Problem to solve:
Please state how many lines of the data below contain the word "Printing", offering nothing besides the number.

(Stored dataset items)
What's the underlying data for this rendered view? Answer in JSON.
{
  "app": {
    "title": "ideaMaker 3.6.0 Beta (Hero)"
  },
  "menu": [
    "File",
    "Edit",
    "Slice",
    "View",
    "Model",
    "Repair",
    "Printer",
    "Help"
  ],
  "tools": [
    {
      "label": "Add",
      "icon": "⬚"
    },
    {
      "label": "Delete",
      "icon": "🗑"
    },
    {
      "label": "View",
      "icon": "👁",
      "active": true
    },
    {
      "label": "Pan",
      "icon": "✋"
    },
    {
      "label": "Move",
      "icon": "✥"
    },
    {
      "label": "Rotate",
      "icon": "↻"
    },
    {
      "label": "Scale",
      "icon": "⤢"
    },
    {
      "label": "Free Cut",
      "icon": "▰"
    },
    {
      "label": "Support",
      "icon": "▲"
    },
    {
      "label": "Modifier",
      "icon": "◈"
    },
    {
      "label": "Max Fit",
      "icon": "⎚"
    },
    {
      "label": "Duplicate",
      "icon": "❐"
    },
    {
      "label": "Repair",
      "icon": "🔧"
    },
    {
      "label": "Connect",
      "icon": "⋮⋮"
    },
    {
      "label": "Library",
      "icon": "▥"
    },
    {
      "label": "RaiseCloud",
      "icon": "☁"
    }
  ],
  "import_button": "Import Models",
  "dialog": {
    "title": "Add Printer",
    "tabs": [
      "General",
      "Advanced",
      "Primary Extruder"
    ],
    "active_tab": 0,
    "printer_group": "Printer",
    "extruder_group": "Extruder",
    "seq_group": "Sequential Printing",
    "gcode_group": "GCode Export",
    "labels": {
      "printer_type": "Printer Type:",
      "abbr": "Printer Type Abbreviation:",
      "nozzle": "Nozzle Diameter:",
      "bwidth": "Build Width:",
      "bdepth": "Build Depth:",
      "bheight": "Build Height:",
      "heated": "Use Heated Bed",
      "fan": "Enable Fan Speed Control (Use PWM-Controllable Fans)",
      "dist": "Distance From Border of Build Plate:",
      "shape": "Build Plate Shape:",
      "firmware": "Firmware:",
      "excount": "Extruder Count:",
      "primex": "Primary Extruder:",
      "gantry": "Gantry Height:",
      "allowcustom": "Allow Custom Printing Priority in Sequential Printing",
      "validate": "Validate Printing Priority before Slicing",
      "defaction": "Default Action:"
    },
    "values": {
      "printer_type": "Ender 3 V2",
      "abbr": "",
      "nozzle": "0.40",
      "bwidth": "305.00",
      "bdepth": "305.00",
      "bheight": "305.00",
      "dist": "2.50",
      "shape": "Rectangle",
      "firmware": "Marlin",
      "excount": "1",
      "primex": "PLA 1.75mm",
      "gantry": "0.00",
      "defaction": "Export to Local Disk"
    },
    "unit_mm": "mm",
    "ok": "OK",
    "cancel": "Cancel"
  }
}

Your response:
3